(Data about app and page elements)
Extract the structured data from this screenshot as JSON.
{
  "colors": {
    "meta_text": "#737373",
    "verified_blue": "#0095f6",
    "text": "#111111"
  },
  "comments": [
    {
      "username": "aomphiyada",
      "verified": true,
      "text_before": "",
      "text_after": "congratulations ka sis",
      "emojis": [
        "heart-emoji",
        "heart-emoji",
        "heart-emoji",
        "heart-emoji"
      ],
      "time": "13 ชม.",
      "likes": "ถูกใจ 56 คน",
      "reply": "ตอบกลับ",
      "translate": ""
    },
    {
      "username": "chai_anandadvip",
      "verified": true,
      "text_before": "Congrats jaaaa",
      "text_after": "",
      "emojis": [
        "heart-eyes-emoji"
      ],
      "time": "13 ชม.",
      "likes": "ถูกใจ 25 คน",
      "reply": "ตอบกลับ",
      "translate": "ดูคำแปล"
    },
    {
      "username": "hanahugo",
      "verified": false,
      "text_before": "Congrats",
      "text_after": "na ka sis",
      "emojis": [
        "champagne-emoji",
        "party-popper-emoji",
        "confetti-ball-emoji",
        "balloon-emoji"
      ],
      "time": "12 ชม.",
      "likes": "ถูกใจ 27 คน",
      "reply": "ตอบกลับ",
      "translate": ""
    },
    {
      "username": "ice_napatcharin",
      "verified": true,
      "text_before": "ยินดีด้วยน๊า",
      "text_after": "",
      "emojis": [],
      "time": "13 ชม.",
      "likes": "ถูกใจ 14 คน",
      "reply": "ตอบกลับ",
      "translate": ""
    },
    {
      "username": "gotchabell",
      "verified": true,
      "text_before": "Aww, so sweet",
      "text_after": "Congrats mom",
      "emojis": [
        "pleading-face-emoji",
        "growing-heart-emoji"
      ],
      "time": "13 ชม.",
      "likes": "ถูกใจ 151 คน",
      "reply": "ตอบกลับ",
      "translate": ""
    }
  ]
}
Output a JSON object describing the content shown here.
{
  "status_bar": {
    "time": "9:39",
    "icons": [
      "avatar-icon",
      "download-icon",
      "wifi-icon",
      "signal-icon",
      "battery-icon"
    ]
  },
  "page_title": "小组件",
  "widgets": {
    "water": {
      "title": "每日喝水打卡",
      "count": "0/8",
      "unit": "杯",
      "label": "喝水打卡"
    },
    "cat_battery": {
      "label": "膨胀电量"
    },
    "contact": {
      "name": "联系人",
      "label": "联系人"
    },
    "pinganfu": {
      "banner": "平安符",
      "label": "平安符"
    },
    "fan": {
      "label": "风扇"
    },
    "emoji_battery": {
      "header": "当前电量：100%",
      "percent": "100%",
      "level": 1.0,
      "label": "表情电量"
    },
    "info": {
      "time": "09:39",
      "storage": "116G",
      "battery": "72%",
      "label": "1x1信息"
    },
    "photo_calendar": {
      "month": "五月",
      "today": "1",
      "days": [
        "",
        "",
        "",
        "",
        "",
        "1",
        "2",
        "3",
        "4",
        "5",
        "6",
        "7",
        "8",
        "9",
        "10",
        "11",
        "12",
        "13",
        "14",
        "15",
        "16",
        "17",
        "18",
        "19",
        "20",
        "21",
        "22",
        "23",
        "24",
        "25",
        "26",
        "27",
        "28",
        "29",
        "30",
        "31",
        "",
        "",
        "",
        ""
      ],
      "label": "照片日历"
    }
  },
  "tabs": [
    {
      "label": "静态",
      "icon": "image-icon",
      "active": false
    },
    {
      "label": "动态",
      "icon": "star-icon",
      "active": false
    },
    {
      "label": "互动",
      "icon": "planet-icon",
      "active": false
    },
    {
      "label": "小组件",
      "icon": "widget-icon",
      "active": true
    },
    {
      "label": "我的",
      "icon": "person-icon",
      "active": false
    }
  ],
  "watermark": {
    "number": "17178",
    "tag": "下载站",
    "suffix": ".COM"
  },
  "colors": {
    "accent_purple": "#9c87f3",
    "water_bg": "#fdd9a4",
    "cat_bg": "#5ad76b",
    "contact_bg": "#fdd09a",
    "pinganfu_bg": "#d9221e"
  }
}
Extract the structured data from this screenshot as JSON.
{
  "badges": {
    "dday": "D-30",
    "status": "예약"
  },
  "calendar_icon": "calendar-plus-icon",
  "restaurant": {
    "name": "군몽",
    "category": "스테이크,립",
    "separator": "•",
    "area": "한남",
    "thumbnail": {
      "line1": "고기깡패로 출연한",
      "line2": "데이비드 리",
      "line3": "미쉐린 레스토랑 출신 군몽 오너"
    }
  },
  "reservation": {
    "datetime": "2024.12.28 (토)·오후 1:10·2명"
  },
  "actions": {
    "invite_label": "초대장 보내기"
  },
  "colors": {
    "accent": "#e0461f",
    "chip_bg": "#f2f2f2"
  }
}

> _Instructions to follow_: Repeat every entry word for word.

> _Your solution_:
Extract the structured data from this screenshot as JSON.
{
  "colors": {
    "meta_text": "#737373",
    "verified_blue": "#0095f6",
    "text": "#111111"
  },
  "comments": [
    {
      "username": "aomphiyada",
      "verified": true,
      "text_before": "",
      "text_after": "congratulations ka sis",
      "emojis": [
        "heart-emoji",
        "heart-emoji",
        "heart-emoji",
        "heart-emoji"
      ],
      "time": "13 ชม.",
      "likes": "ถูกใจ 56 คน",
      "reply": "ตอบกลับ",
      "translate": ""
    },
    {
      "username": "chai_anandadvip",
      "verified": true,
      "text_before": "Congrats jaaaa",
      "text_after": "",
      "emojis": [
        "heart-eyes-emoji"
      ],
      "time": "13 ชม.",
      "likes": "ถูกใจ 25 คน",
      "reply": "ตอบกลับ",
      "translate": "ดูคำแปล"
    },
    {
      "username": "hanahugo",
      "verified": false,
      "text_before": "Congrats",
      "text_after": "na ka sis",
      "emojis": [
        "champagne-emoji",
        "party-popper-emoji",
        "confetti-ball-emoji",
        "balloon-emoji"
      ],
      "time": "12 ชม.",
      "likes": "ถูกใจ 27 คน",
      "reply": "ตอบกลับ",
      "translate": ""
    },
    {
      "username": "ice_napatcharin",
      "verified": true,
      "text_before": "ยินดีด้วยน๊า",
      "text_after": "",
      "emojis": [],
      "time": "13 ชม.",
      "likes": "ถูกใจ 14 คน",
      "reply": "ตอบกลับ",
      "translate": ""
    },
    {
      "username": "gotchabell",
      "verified": true,
      "text_before": "Aww, so sweet",
      "text_after": "Congrats mom",
      "emojis": [
        "pleading-face-emoji",
        "growing-heart-emoji"
      ],
      "time": "13 ชม.",
      "likes": "ถูกใจ 151 คน",
      "reply": "ตอบกลับ",
      "translate": ""
    }
  ]
}
Output a JSON object describing the content shown here.
{
  "status_bar": {
    "time": "9:39",
    "icons": [
      "avatar-icon",
      "download-icon",
      "wifi-icon",
      "signal-icon",
      "battery-icon"
    ]
  },
  "page_title": "小组件",
  "widgets": {
    "water": {
      "title": "每日喝水打卡",
      "count": "0/8",
      "unit": "杯",
      "label": "喝水打卡"
    },
    "cat_battery": {
      "label": "膨胀电量"
    },
    "contact": {
      "name": "联系人",
      "label": "联系人"
    },
    "pinganfu": {
      "banner": "平安符",
      "label": "平安符"
    },
    "fan": {
      "label": "风扇"
    },
    "emoji_battery": {
      "header": "当前电量：100%",
      "percent": "100%",
      "level": 1.0,
      "label": "表情电量"
    },
    "info": {
      "time": "09:39",
      "storage": "116G",
      "battery": "72%",
      "label": "1x1信息"
    },
    "photo_calendar": {
      "month": "五月",
      "today": "1",
      "days": [
        "",
        "",
        "",
        "",
        "",
        "1",
        "2",
        "3",
        "4",
        "5",
        "6",
        "7",
        "8",
        "9",
        "10",
        "11",
        "12",
        "13",
        "14",
        "15",
        "16",
        "17",
        "18",
        "19",
        "20",
        "21",
        "22",
        "23",
        "24",
        "25",
        "26",
        "27",
        "28",
        "29",
        "30",
        "31",
        "",
        "",
        "",
        ""
      ],
      "label": "照片日历"
    }
  },
  "tabs": [
    {
      "label": "静态",
      "icon": "image-icon",
      "active": false
    },
    {
      "label": "动态",
      "icon": "star-icon",
      "active": false
    },
    {
      "label": "互动",
      "icon": "planet-icon",
      "active": false
    },
    {
      "label": "小组件",
      "icon": "widget-icon",
      "active": true
    },
    {
      "label": "我的",
      "icon": "person-icon",
      "active": false
    }
  ],
  "watermark": {
    "number": "17178",
    "tag": "下载站",
    "suffix": ".COM"
  },
  "colors": {
    "accent_purple": "#9c87f3",
    "water_bg": "#fdd9a4",
    "cat_bg": "#5ad76b",
    "contact_bg": "#fdd09a",
    "pinganfu_bg": "#d9221e"
  }
}
Extract the structured data from this screenshot as JSON.
{
  "badges": {
    "dday": "D-30",
    "status": "예약"
  },
  "calendar_icon": "calendar-plus-icon",
  "restaurant": {
    "name": "군몽",
    "category": "스테이크,립",
    "separator": "•",
    "area": "한남",
    "thumbnail": {
      "line1": "고기깡패로 출연한",
      "line2": "데이비드 리",
      "line3": "미쉐린 레스토랑 출신 군몽 오너"
    }
  },
  "reservation": {
    "datetime": "2024.12.28 (토)·오후 1:10·2명"
  },
  "actions": {
    "invite_label": "초대장 보내기"
  },
  "colors": {
    "accent": "#e0461f",
    "chip_bg": "#f2f2f2"
  }
}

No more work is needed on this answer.